Fabritius died suddenly and tragically, in the explosion of the Delft gunpowder magazine on October 12, 1654. The blast destroyed a quarter of the city, including Fabritius' studio and several of his paintings. Fabritius' student Mattias Spoors, and local church deacon Simon Decker, who were with Fabritius in his studio working together on a religious painting at the time, were also killed. Bakker reports that Fabritius was buried within 48 hours of the explosion but his death threw up a new mystery. Agatha (his widow), when signing "an acknowledgment of debt", referred to her late husband "painter to His Highness, the Prince of Orange". Bakker argues that there was "not a shred of evidence for any commission executed for either Stadholder Frederick Henry or his son William II". However, that it would have been "inconceivable that Fabritius's widow would call him a 'court painter' without good reason" and that the blast would most likely have destroyed paintings newly commissioned by Amalia von Solms, the widow of Stadholder Frederick Hendrick.
The Legacy of Carel Fabritius
Fabritius was a leading member of the Delft School, and his influence, particularly in terms of experimentation with perspective and complex spatial effects, as well as the use of soft, atmospheric lighting and daylight effects, can be seen in the works of his esteemed Delft school colleagues, Johannes Vermeer and Pieter de Hooch.
Given the tragic circumstances surrounding his death, Bakker has summed up Fabritius's legacy in terms of his potential - of what could, or should, have been. He wrote: "Famous paintings like The Goldfinch and The Sentry bespeak such originality and artistic quality that we can only regret all the works he never painted. Unfortunately, his untimely death has made it virtually impossible to determine whether his talent would have eventually been great enough to equal, if not surpass, that of his teacher, Rembrandt Van Rijn". Indeed, the promise shown in his small body of work has prompted other historians to predict that he might have supplanted Rembrandt as the grand master of the Dutch Golden Age.
What is beyond question however is his exploration on the "domestic interior" narrative that became a staple of the Delft School. His influence can be traced through the work of his contemporaries Vermeer (on whom his use of shadows and background light had a particularly marked effect), de Hooch and, indeed, other Dutch artists including Nicolaes Maes.
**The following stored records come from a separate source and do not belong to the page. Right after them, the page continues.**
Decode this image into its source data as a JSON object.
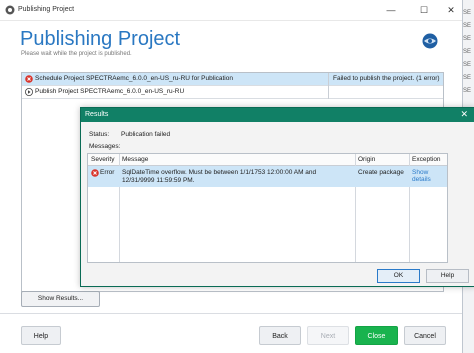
{
  "window": {
    "title": "Publishing Project",
    "minimize_glyph": "—",
    "maximize_glyph": "☐",
    "close_glyph": "✕"
  },
  "header": {
    "title": "Publishing Project",
    "subtitle": "Please wait while the project is published."
  },
  "tasks": [
    {
      "label": "Schedule Project SPECTRAemc_6.0.0_en-US_ru-RU for Publication",
      "status": "Failed to publish the project. (1 error)",
      "icon": "error-icon"
    },
    {
      "label": "Publish Project SPECTRAemc_6.0.0_en-US_ru-RU",
      "status": "",
      "icon": "play-icon"
    }
  ],
  "buttons": {
    "show_results": "Show Results...",
    "help": "Help",
    "back": "Back",
    "next": "Next",
    "close": "Close",
    "cancel": "Cancel"
  },
  "side_strip": [
    "SE",
    "SE",
    "SE",
    "SE",
    "SE",
    "SE",
    "SE"
  ],
  "dialog": {
    "title": "Results",
    "close_glyph": "✕",
    "status_label": "Status:",
    "status_value": "Publication failed",
    "messages_label": "Messages:",
    "columns": [
      "Severity",
      "Message",
      "Origin",
      "Exception"
    ],
    "rows": [
      {
        "severity": "Error",
        "message": "SqlDateTime overflow. Must be between 1/1/1753 12:00:00 AM and 12/31/9999 11:59:59 PM.",
        "origin": "Create package",
        "exception": "Show details"
      }
    ],
    "ok_label": "OK",
    "help_label": "Help"
  },
  "colors": {
    "accent": "#2a78c2",
    "dialog_title_bg": "#118066",
    "primary_button": "#19b34e",
    "selection": "#cde5f7",
    "error": "#d9342b"
  }
}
More recently, Fabritius's public profile gained fresh impetus following the release of Donna Tart's novel The Goldfinch, for which she received the 2014 Pulitzer Prize for Fiction. The Goldfinch, in which Fabritius's "priceless" painting survives a devasting gallery explosion, was turned into a Hollywood movie starring Ansel Elgort in 2019. The protagonist and secret custodian of the painting, Theo, says this of the artwork: "it is a glory and a privilege to love what Death doesn't touch. For if disaster and oblivion have followed this painting down through time - so too has love. Insofar as it is immortal (and it is) I have a small, bright, immutable part in that immortality".